*** Dataset content ***

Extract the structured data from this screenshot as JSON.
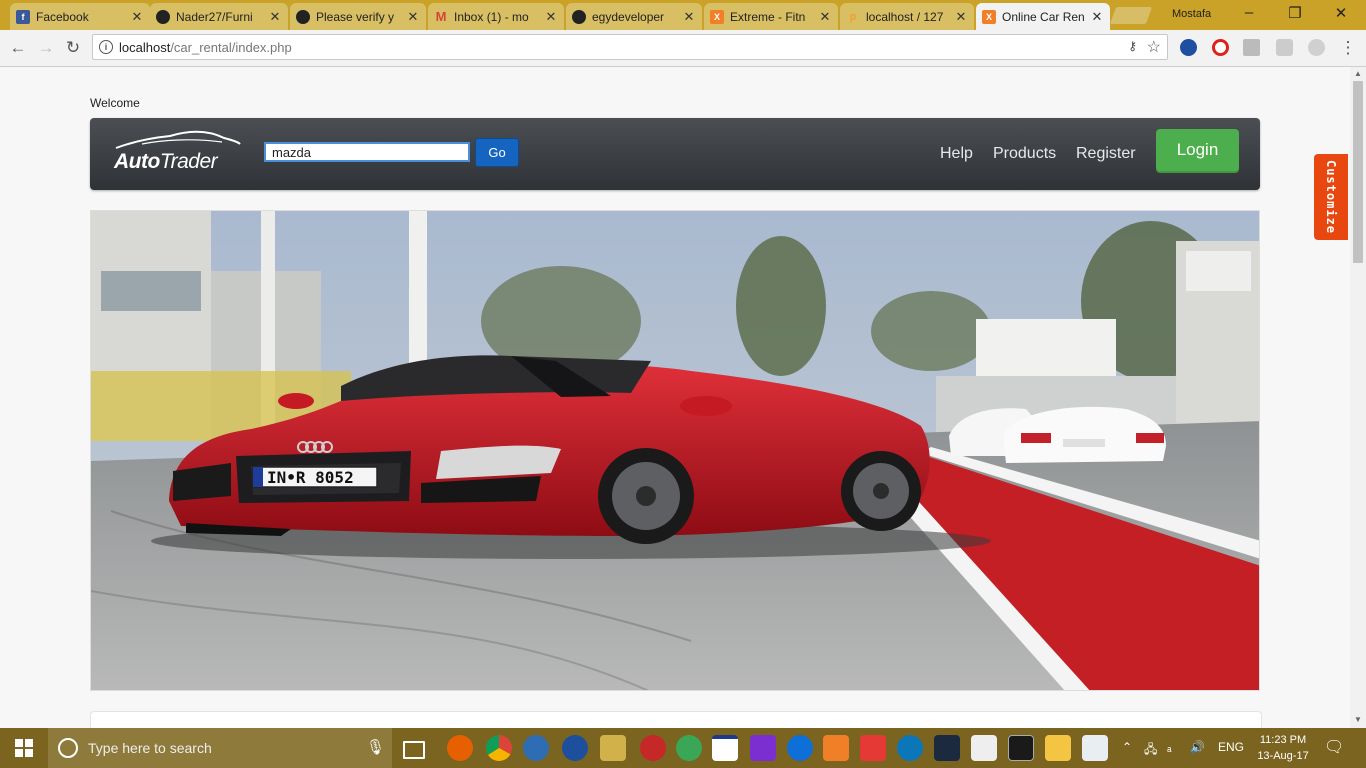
{
  "browser": {
    "tabs": [
      {
        "title": "Facebook",
        "icon": "facebook-icon",
        "color": "#3b5998",
        "glyph": "f"
      },
      {
        "title": "Nader27/Furni",
        "icon": "github-icon",
        "color": "#222222",
        "glyph": "●"
      },
      {
        "title": "Please verify y",
        "icon": "github-icon",
        "color": "#222222",
        "glyph": "●"
      },
      {
        "title": "Inbox (1) - mo",
        "icon": "gmail-icon",
        "color": "#d44638",
        "glyph": "M"
      },
      {
        "title": "egydeveloper",
        "icon": "github-icon",
        "color": "#222222",
        "glyph": "●"
      },
      {
        "title": "Extreme - Fitn",
        "icon": "xampp-icon",
        "color": "#f07f27",
        "glyph": "X"
      },
      {
        "title": "localhost / 127",
        "icon": "phpmyadmin-icon",
        "color": "#f0a030",
        "glyph": "p"
      },
      {
        "title": "Online Car Ren",
        "icon": "xampp-icon",
        "color": "#f07f27",
        "glyph": "X"
      }
    ],
    "active_tab_index": 7,
    "user_name": "Mostafa",
    "url_host": "localhost",
    "url_path": "/car_rental/index.php"
  },
  "page": {
    "welcome": "Welcome",
    "logo_word1": "Auto",
    "logo_word2": "Trader",
    "search": {
      "value": "mazda",
      "button_label": "Go"
    },
    "nav_links": [
      "Help",
      "Products",
      "Register"
    ],
    "login_label": "Login",
    "hero_plate": "IN•R 8052",
    "customize_label": "Customize"
  },
  "taskbar": {
    "search_placeholder": "Type here to search",
    "language": "ENG",
    "time": "11:23 PM",
    "date": "13-Aug-17"
  },
  "colors": {
    "tabstrip": "#c9a227",
    "navbar": "#3b3e42",
    "go_button": "#1565c0",
    "login_button": "#4cae4c",
    "customize_tab": "#e8480f",
    "taskbar": "#7a6420"
  }
}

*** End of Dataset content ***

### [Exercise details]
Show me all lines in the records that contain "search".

### [Task response]
    "search": {
    "search_placeholder": "Type here to search",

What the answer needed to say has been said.